Tawfiq, the 40-year-old father, and his wife Ani Habad, 29, had arrived earlier this year with their two daughters Kristel (12) and Mari (10), all seemed tired, somewhat overcome by their situation. At the prospect of returning to Aleppo, the family said they was a mix of anticipation and trepidation. There is still little good news coming from their native country, half destroyed by a seven-year civil war that has left more than 300,000 dead.
"They came in search of a dream," says Mustafa, a family friend and fellow Syrian who has been living in Argentina for more than 30 years. "They were told they would have a house and work. But when they came, they found nothing."
Since 2012, some 1,600 Syrians have come to Argentina through various channels: the Argentine government's Syria Program (providing humanitarian visas), applications for asylum or family reunions with registered refugees, or through other types of migratory visas given by Argentine consulates. The main destinations have been the capital, the Buenos Aires province, Córdoba, Salta, Mendoza, La Rioja, Tucumán and San Luis.
The Toumas came to the town of Pilar outside Córdoba, in December 2016. Whatever they had here was provided them by sympathetic neighbors. One neighbor even took charge of the rent they had to pay for a house and its day-to-day expenses, even lending the family a car. "Everything they had came from people's individual solidarity. But they did not want live off others," Mustafa says. "They wanted to recover their dignity. The state had to help and it didn't. It made various promises it didn't keep."
We thought our daughters would have a future here.
Tawfiq told the Córdoba newspaper La Voz he was unprepared for the cost of living in Argentina. "We thought life would be cheaper here and our daughters would have a future," he said. "With $10 you can live for a week (in Aleppo), but here everything is gone right away."
But beyond the lack of economic means, the family also was shocked by the state of crime they found in Argentina. "Soon after they arrived, thieves entered their house and took everything.
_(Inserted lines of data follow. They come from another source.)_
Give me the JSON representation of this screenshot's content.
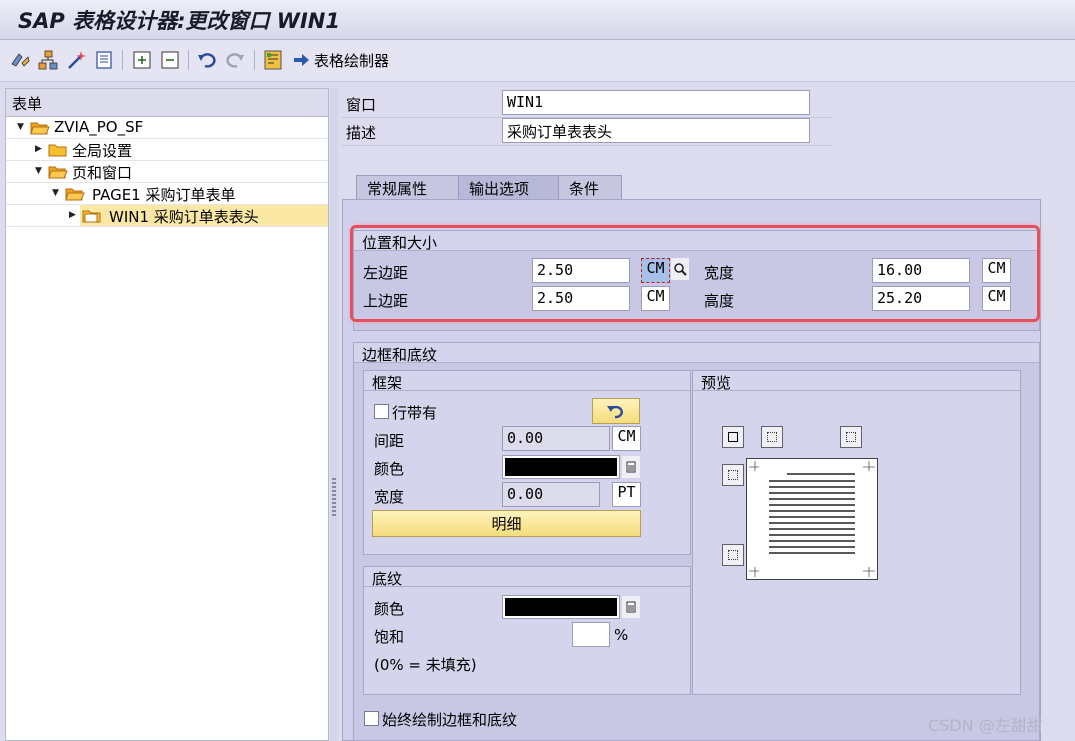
{
  "window": {
    "title": "SAP 表格设计器:更改窗口 WIN1"
  },
  "toolbar": {
    "icons": [
      "display-change-icon",
      "hierarchy-icon",
      "wand-icon",
      "print-preview-icon",
      "expand-icon",
      "collapse-icon",
      "undo-icon",
      "redo-icon",
      "form-check-icon"
    ],
    "form_painter": "表格绘制器"
  },
  "tree": {
    "header": "表单",
    "items": [
      {
        "label": "ZVIA_PO_SF",
        "expanded": true
      },
      {
        "label": "全局设置",
        "expanded": false
      },
      {
        "label": "页和窗口",
        "expanded": true
      },
      {
        "label": "PAGE1 采购订单表单",
        "expanded": true
      },
      {
        "label": "WIN1 采购订单表表头",
        "expanded": false,
        "selected": true
      }
    ]
  },
  "header": {
    "window_label": "窗口",
    "window_value": "WIN1",
    "desc_label": "描述",
    "desc_value": "采购订单表表头"
  },
  "tabs": [
    {
      "label": "常规属性",
      "active": false
    },
    {
      "label": "输出选项",
      "active": true
    },
    {
      "label": "条件",
      "active": false
    }
  ],
  "position": {
    "title": "位置和大小",
    "left_margin_label": "左边距",
    "left_margin_value": "2.50",
    "left_margin_unit": "CM",
    "width_label": "宽度",
    "width_value": "16.00",
    "width_unit": "CM",
    "top_margin_label": "上边距",
    "top_margin_value": "2.50",
    "top_margin_unit": "CM",
    "height_label": "高度",
    "height_value": "25.20",
    "height_unit": "CM"
  },
  "borders": {
    "title": "边框和底纹",
    "frame": {
      "title": "框架",
      "row_with_label": "行带有",
      "row_with_checked": false,
      "spacing_label": "间距",
      "spacing_value": "0.00",
      "spacing_unit": "CM",
      "color_label": "颜色",
      "color_value": "#000000",
      "width_label": "宽度",
      "width_value": "0.00",
      "width_unit": "PT",
      "detail_button": "明细"
    },
    "shading": {
      "title": "底纹",
      "color_label": "颜色",
      "color_value": "#000000",
      "saturation_label": "饱和",
      "saturation_value": "",
      "saturation_unit": "%",
      "hint": "(0% = 未填充)"
    },
    "preview_title": "预览",
    "always_draw_label": "始终绘制边框和底纹",
    "always_draw_checked": false
  },
  "watermark": "CSDN @左甜甜",
  "colors": {
    "accent": "#e6505c",
    "selected": "#fbe8a4",
    "panel": "#d0d0ea"
  }
}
That does not happen in Syria," Mustafa said, translating for the family.
After the robbery, he said, Tawfiq could not shake off the fear: "He was afraid for his daughters. He would call me three times a day to say he wanted to leave."
Before they left, Cordoba neighbors and their Syrian relatives tried to convince them to stay, that returning to Syria was dangerous. But the family insisted that the situation in Aleppo had stabilized, which is partly true, even if the country is still very much a war zone. Nonetheless, the family is grateful for the few months of shelter they received, and they are carrying home with them an Argentine flag and mate equipment used to brew the southern cone's typical herbal tea.
Tawfiq, who was injured in a bombardment, said he would reopen his perfume shop in the city. "If that does not work out I can work as a taxi driver," he said. "I can't do that here."